The rest of the crew were on deck sorting and cleaning the catch and loading the landing baskets in preparation for offloading. This was always their favourite part of the trip. It was a job they’d done so often it was pretty well automatic. They didn’t need to concentrate on what they were doing, so it became a time for chatting, exchanging stories and jokes, and occasionally singing. Sea shanties? Hardly. This was a group of hard-working young men and women, not old-time sailors. Their songs were whatever was current. One or two would even leave their work and perform some rap numbers. Zak never complained about that, just as long as the work was completed before reaching port. There was something romantic about coming home under a setting sun, too. Somehow it always resulted in an amount of light flirting amongst some of the crew. Again, as long as it didn’t interfere with the ship’s readiness at port, Zak never objected to this although George, as the senior man and something of a father-figure to the crew, made sure that it never developed beyond flirting. What had to be avoided at all costs, was anything that could impact on the smooth running of the trip, so if ever George saw anything that veered towards romance or sexual tension he stamped on it swiftly and decisively. The crew knew this and respected the restriction.

“Can we get his done quickly?” Zak asked George when the Golden Maid was secured to the quayside bollards.

“You go do your thing, Zak,” George replied, “I’ll see to this.”

“Thanks, George.
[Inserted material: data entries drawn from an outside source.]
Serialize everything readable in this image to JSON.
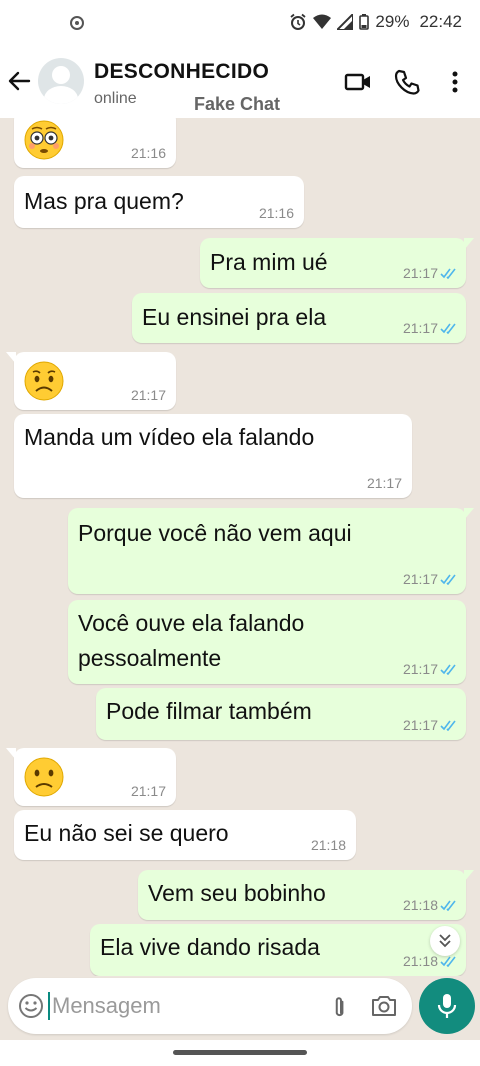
{
  "status_bar": {
    "battery": "29%",
    "clock": "22:42",
    "icons": [
      "camera-dot-icon",
      "alarm-icon",
      "wifi-icon",
      "signal-icon",
      "battery-icon"
    ]
  },
  "header": {
    "contact_name": "DESCONHECIDO",
    "contact_status": "online",
    "watermark": "Fake Chat",
    "icons": [
      "back-arrow-icon",
      "video-call-icon",
      "phone-call-icon",
      "more-options-icon"
    ]
  },
  "messages": [
    {
      "direction": "in",
      "emoji": "flushed-face",
      "time": "21:16"
    },
    {
      "direction": "in",
      "text": "Mas pra quem?",
      "time": "21:16"
    },
    {
      "direction": "out",
      "text": "Pra mim ué",
      "time": "21:17",
      "status": "read"
    },
    {
      "direction": "out",
      "text": "Eu ensinei pra ela",
      "time": "21:17",
      "status": "read"
    },
    {
      "direction": "in",
      "emoji": "worried-face",
      "time": "21:17"
    },
    {
      "direction": "in",
      "text": "Manda um vídeo ela falando",
      "time": "21:17"
    },
    {
      "direction": "out",
      "text": "Porque você não vem aqui",
      "time": "21:17",
      "status": "read"
    },
    {
      "direction": "out",
      "text_line1": "Você ouve ela falando",
      "text_line2": "pessoalmente",
      "time": "21:17",
      "status": "read"
    },
    {
      "direction": "out",
      "text": "Pode filmar também",
      "time": "21:17",
      "status": "read"
    },
    {
      "direction": "in",
      "emoji": "slightly-frowning-face",
      "time": "21:17"
    },
    {
      "direction": "in",
      "text": "Eu não sei se quero",
      "time": "21:18"
    },
    {
      "direction": "out",
      "text": "Vem seu bobinho",
      "time": "21:18",
      "status": "read"
    },
    {
      "direction": "out",
      "text": "Ela vive dando risada",
      "time": "21:18",
      "status": "read"
    }
  ],
  "composer": {
    "placeholder": "Mensagem",
    "value": ""
  },
  "colors": {
    "chat_background": "#ece5dd",
    "incoming_bubble": "#ffffff",
    "outgoing_bubble": "#e7ffdb",
    "accent": "#128c7e",
    "read_ticks": "#4fb6ec"
  }
}
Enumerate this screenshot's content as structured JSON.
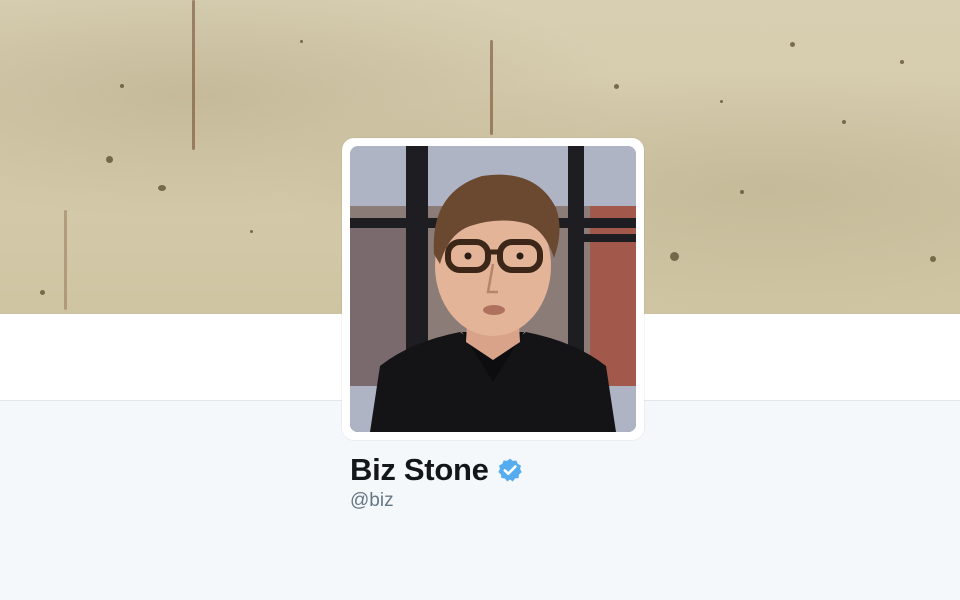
{
  "profile": {
    "name": "Biz Stone",
    "handle": "@biz",
    "verified": true,
    "verified_icon": "verified-badge-icon"
  },
  "colors": {
    "verified_badge": "#55acee",
    "name_text": "#14171a",
    "handle_text": "#657786",
    "page_background": "#f5f8fa",
    "banner_tone": "#d4caaa"
  }
}
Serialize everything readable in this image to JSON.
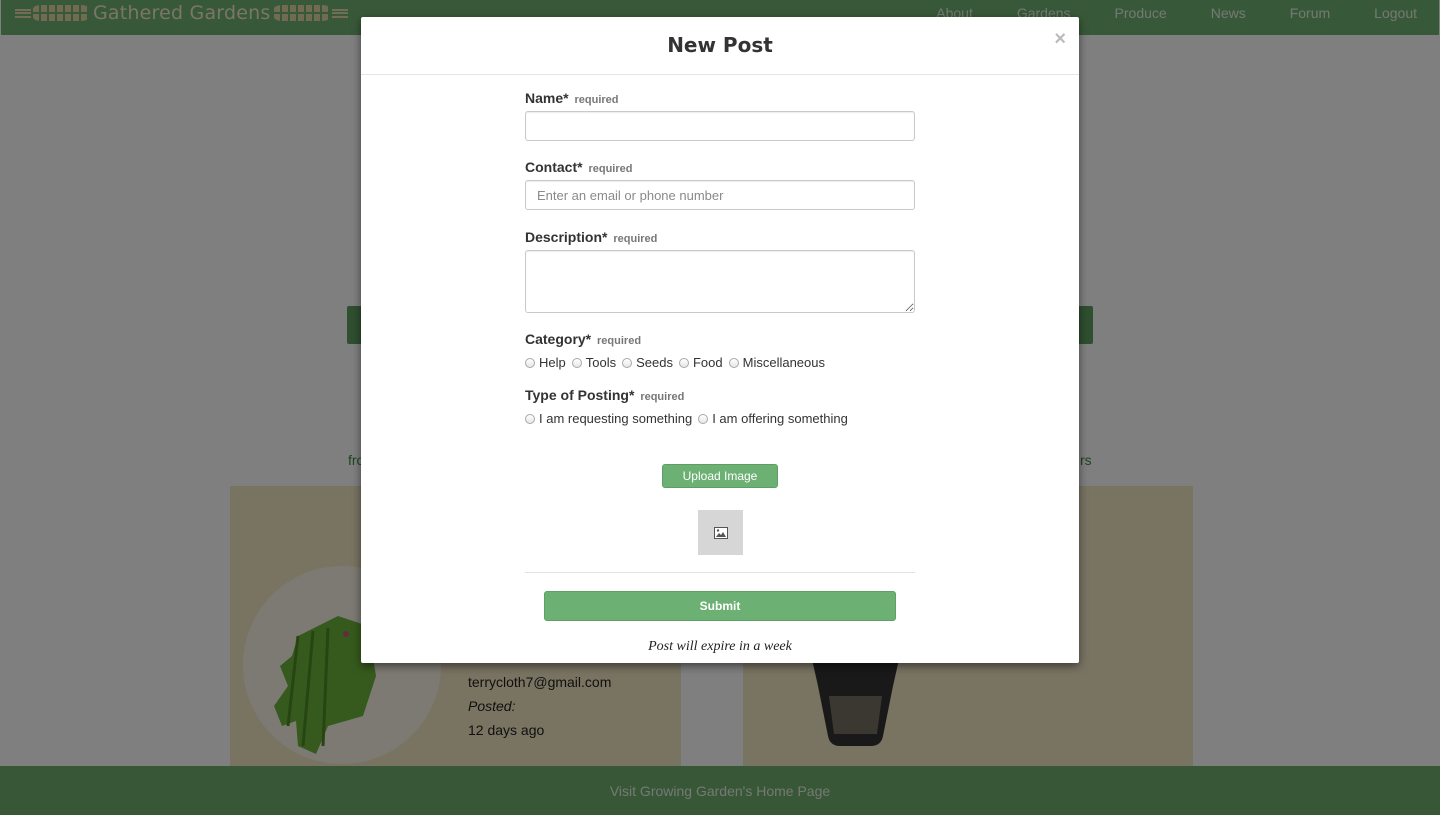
{
  "header": {
    "brand": "Gathered Gardens",
    "nav": [
      "About",
      "Gardens",
      "Produce",
      "News",
      "Forum",
      "Logout"
    ]
  },
  "background": {
    "side_left": "fro",
    "side_right": "rs",
    "card_left": {
      "contact": "terrycloth7@gmail.com",
      "posted_label": "Posted:",
      "posted_value": "12 days ago"
    }
  },
  "footer": {
    "link": "Visit Growing Garden's Home Page"
  },
  "modal": {
    "title": "New Post",
    "close": "×",
    "required_text": "required",
    "fields": {
      "name": {
        "label": "Name*",
        "value": ""
      },
      "contact": {
        "label": "Contact*",
        "placeholder": "Enter an email or phone number",
        "value": ""
      },
      "description": {
        "label": "Description*",
        "value": ""
      },
      "category": {
        "label": "Category*",
        "options": [
          "Help",
          "Tools",
          "Seeds",
          "Food",
          "Miscellaneous"
        ]
      },
      "posting_type": {
        "label": "Type of Posting*",
        "options": [
          "I am requesting something",
          "I am offering something"
        ]
      }
    },
    "upload_label": "Upload Image",
    "submit_label": "Submit",
    "expire_note": "Post will expire in a week"
  },
  "colors": {
    "brand_green": "#71b373",
    "button_green": "#6cb073",
    "card_tan": "#f3e6c4"
  }
}
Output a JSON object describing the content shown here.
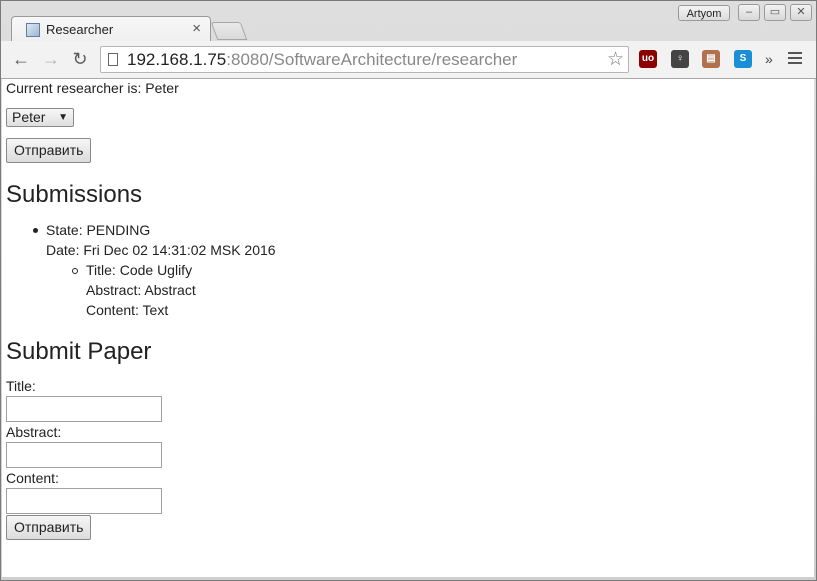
{
  "browser": {
    "tab_title": "Researcher",
    "profile_name": "Artyom",
    "url_host": "192.168.1.75",
    "url_rest": ":8080/SoftwareArchitecture/researcher",
    "more_extensions": "»"
  },
  "page": {
    "current_researcher_text": "Current researcher is: Peter",
    "researcher_select_value": "Peter",
    "select_submit_label": "Отправить",
    "submissions_heading": "Submissions",
    "submissions": [
      {
        "state": "State: PENDING",
        "date": "Date: Fri Dec 02 14:31:02 MSK 2016",
        "title": "Title: Code Uglify",
        "abstract": "Abstract: Abstract",
        "content": "Content: Text"
      }
    ],
    "submit_paper_heading": "Submit Paper",
    "title_label": "Title:",
    "abstract_label": "Abstract:",
    "content_label": "Content:",
    "title_value": "",
    "abstract_value": "",
    "content_value": "",
    "paper_submit_label": "Отправить"
  },
  "colors": {
    "ublock": "#8b0000",
    "skype": "#1a8fd6"
  }
}
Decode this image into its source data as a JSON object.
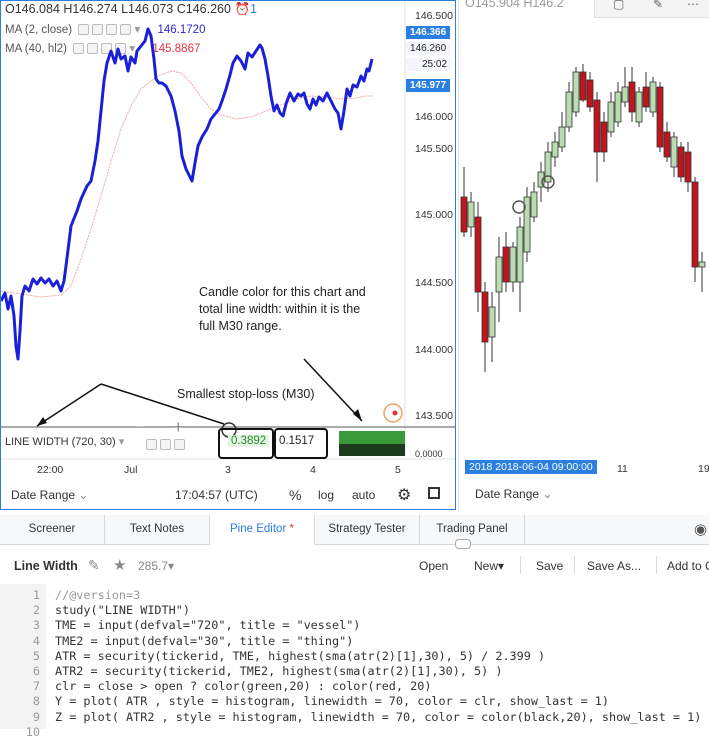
{
  "left_chart": {
    "ohlc": {
      "o": "O146.084",
      "h": "H146.274",
      "l": "L146.073",
      "c": "C146.260",
      "alert_count": "1"
    },
    "indicators": [
      {
        "label": "MA (2, close)",
        "value": "146.1720",
        "color": "#2a2ad0"
      },
      {
        "label": "MA (40, hl2)",
        "value": "145.8867",
        "color": "#e0303a"
      }
    ],
    "price_axis": [
      "146.500",
      "146.000",
      "145.500",
      "145.000",
      "144.500",
      "144.000",
      "143.500"
    ],
    "price_tags": [
      {
        "text": "146.366",
        "color": "#2a7fe0"
      },
      {
        "text": "146.260",
        "color": "#ffffff"
      },
      {
        "text": "25:02",
        "color": "#ffffff"
      },
      {
        "text": "145.977",
        "color": "#2a7fe0"
      }
    ],
    "lower_pane": {
      "label": "LINE WIDTH (720, 30)",
      "value1": "0.3892",
      "value2": "0.1517",
      "axis": "0.0000"
    },
    "time_axis": [
      "22:00",
      "Jul",
      "3",
      "4",
      "5"
    ],
    "bottom_bar": {
      "date_range": "Date Range",
      "time": "17:04:57 (UTC)",
      "percent": "%",
      "log": "log",
      "auto": "auto"
    },
    "annotation1": "Candle color for this chart and total line width: within it is the full M30 range.",
    "annotation2": "Smallest stop-loss (M30)"
  },
  "right_chart": {
    "ohlc": "O145.904  H146.2",
    "time_label": "2018  2018-06-04 09:00:00",
    "time_axis": [
      "11",
      "19"
    ],
    "date_range": "Date Range"
  },
  "tabs": [
    "Screener",
    "Text Notes",
    "Pine Editor",
    "Strategy Tester",
    "Trading Panel"
  ],
  "active_tab": "Pine Editor",
  "active_tab_marker": "*",
  "editor": {
    "script_name": "Line Width",
    "star_count": "285.7",
    "buttons": {
      "open": "Open",
      "new": "New",
      "save": "Save",
      "save_as": "Save As...",
      "add_to_chart": "Add to C"
    }
  },
  "code_lines": [
    "//@version=3",
    "study(\"LINE WIDTH\")",
    "TME = input(defval=\"720\", title = \"vessel\")",
    "TME2 = input(defval=\"30\", title = \"thing\")",
    "ATR = security(tickerid, TME, highest(sma(atr(2)[1],30), 5) / 2.399 )",
    "ATR2 = security(tickerid, TME2, highest(sma(atr(2)[1],30), 5) )",
    "clr = close > open ? color(green,20) : color(red, 20)",
    "Y = plot( ATR , style = histogram, linewidth = 70, color = clr, show_last = 1)",
    "Z = plot( ATR2 , style = histogram, linewidth = 70, color = color(black,20), show_last = 1)",
    ""
  ],
  "colors": {
    "accent": "#2a7fe0",
    "ma2": "#2a2ad0",
    "ma40": "#f0a0a0",
    "up": "#b9dcb0",
    "down": "#c0141e",
    "green_bar": "#3a9a3a",
    "dark_bar": "#1c3a1c"
  }
}
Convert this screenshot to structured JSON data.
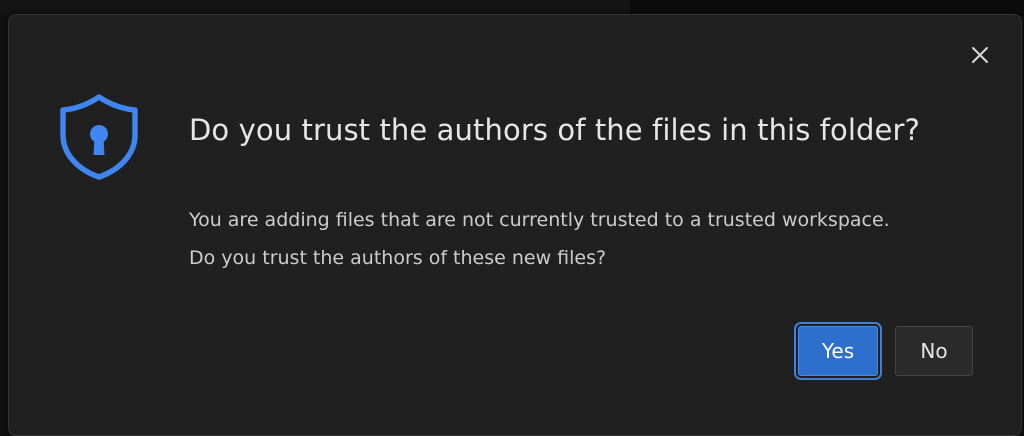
{
  "dialog": {
    "title": "Do you trust the authors of the files in this folder?",
    "message": "You are adding files that are not currently trusted to a trusted workspace. Do you trust the authors of these new files?",
    "icon": "shield-keyhole-icon",
    "close_icon": "close-icon",
    "buttons": {
      "yes_label": "Yes",
      "no_label": "No"
    }
  },
  "colors": {
    "accent": "#2d6fcc",
    "icon": "#3f86f0",
    "background": "#202020"
  }
}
You have control.”

“I have control, Zak. Now GO!”

Zak left his ship in George’s capable hands, hailed a ride and asked the driver to make best speed to the hospital. The driver took him literally and, despite more than two decades at sea, Zak was feeling a little queasy when he arrived at the hospital. He made his way to the maternity suite and asked the duty nurse where his wife and child were. She pointed to the half-obscured door at the end of the public ward. “In the private ward,” she said, “good luck.”

I wonder why she said that, Zak thought as he approached the door.

He pushed down on the handle. Nothing. It was locked. He knocked on the door. “Who’s there?” a man’s voice said from behind the door.

“Isaac Williamson. Is my wife in there with my child?” The click told Zak that whoever was inside had unlocked it. He opened the door and stepped in. Ellie was propped up in the hospital bed.

“You look tired, Lover,” Zak said. Ellie started to weep. “Whatever’s up?” he asked, “You okay?”

Ellie took a few deep breaths As calmly as she could, she said, “Did you ever find anything out about your birth parents, Zak?”

“Well, no. You know I didn’t. The adoption people always said the records were lost or incomplete or something.”

“So you don’t really know who… or what you are?”

“What do you mean, what I am?”

The doctor left the room and came back, carrying their baby.

“Look at it, Zak. Just look at it,” Ellie said, weeping again. The doctor uncovered the baby’s face. Zak looked at his child and blanched.

“My God,” he exclaimed, “What is it?”


Using this photo as inspiration, write a short story, flash fiction, scene, poem; anything, really; even just a caption for the photograph. Either put it (or a link to it) in a comment or email it to me at keithchanning@gmail.com before 6pm on Sunday (if you aren’t sure what the time is where I live, this link will tell you). If you post it on your own blog or site, a link to this page would be appreciated, but please do also mention it in a comment here.

Go on. You know you want to. Let your creativity and imagination soar. I shall display the entries, with links to your own blog or web site, on Monday.